[Opening SOURCE DATA section]

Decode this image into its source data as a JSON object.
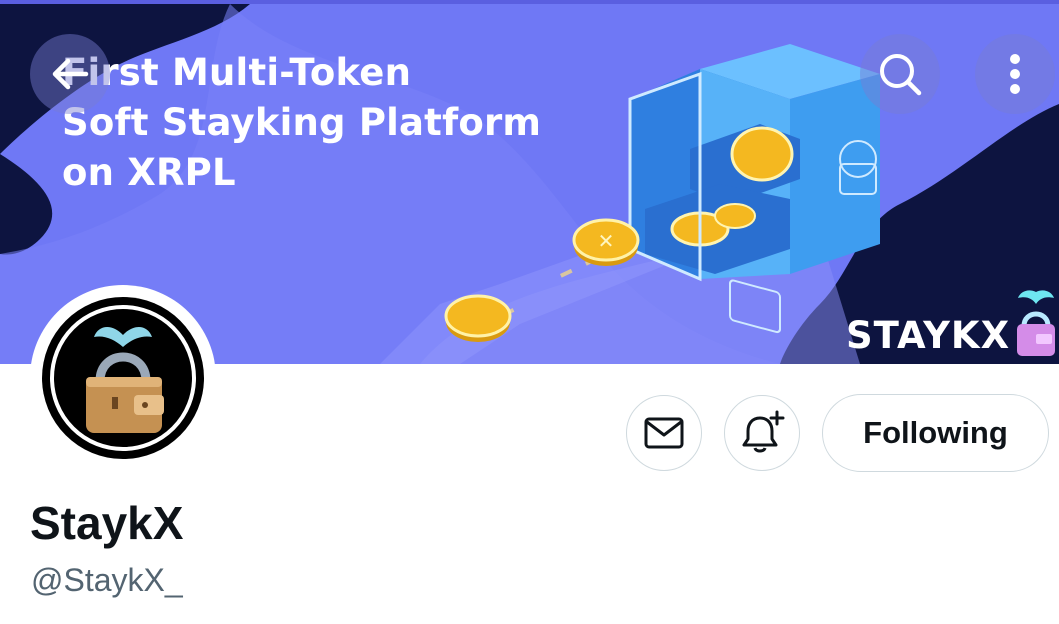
{
  "banner": {
    "headline_lines": [
      "First Multi-Token",
      "Soft Stayking Platform",
      "on XRPL"
    ],
    "brand_text": "STAYKX"
  },
  "nav": {
    "back_icon": "arrow-left-icon",
    "search_icon": "search-icon",
    "more_icon": "more-vertical-icon"
  },
  "actions": {
    "message_icon": "envelope-icon",
    "notify_icon": "bell-plus-icon",
    "follow_label": "Following"
  },
  "profile": {
    "name": "StaykX",
    "handle": "@StaykX_"
  },
  "colors": {
    "banner_blue": "#6f78f5",
    "banner_dark": "#0d1440",
    "coin_gold": "#f4b820",
    "safe_blue": "#3aa0ee",
    "text_primary": "#0f1419",
    "text_secondary": "#536471",
    "border": "#cfd9de"
  }
}
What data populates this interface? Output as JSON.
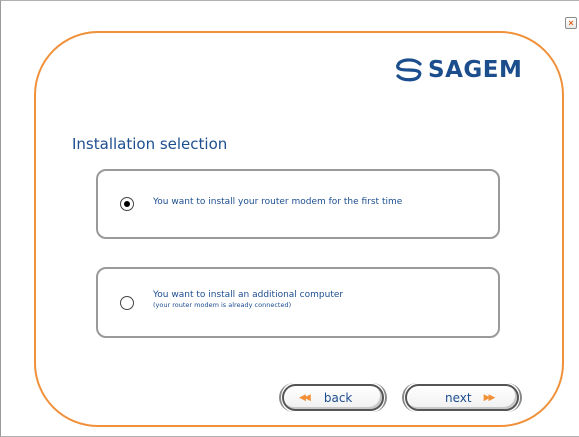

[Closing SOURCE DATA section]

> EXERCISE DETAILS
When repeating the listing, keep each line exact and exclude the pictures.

> EXPECTED ANSWER
Decode this image into its source data as a JSON object.
{
  "banner": {
    "headline_lines": [
      "First Multi-Token",
      "Soft Stayking Platform",
      "on XRPL"
    ],
    "brand_text": "STAYKX"
  },
  "nav": {
    "back_icon": "arrow-left-icon",
    "search_icon": "search-icon",
    "more_icon": "more-vertical-icon"
  },
  "actions": {
    "message_icon": "envelope-icon",
    "notify_icon": "bell-plus-icon",
    "follow_label": "Following"
  },
  "profile": {
    "name": "StaykX",
    "handle": "@StaykX_"
  },
  "colors": {
    "banner_blue": "#6f78f5",
    "banner_dark": "#0d1440",
    "coin_gold": "#f4b820",
    "safe_blue": "#3aa0ee",
    "text_primary": "#0f1419",
    "text_secondary": "#536471",
    "border": "#cfd9de"
  }
}
What data populates this interface? Output as JSON.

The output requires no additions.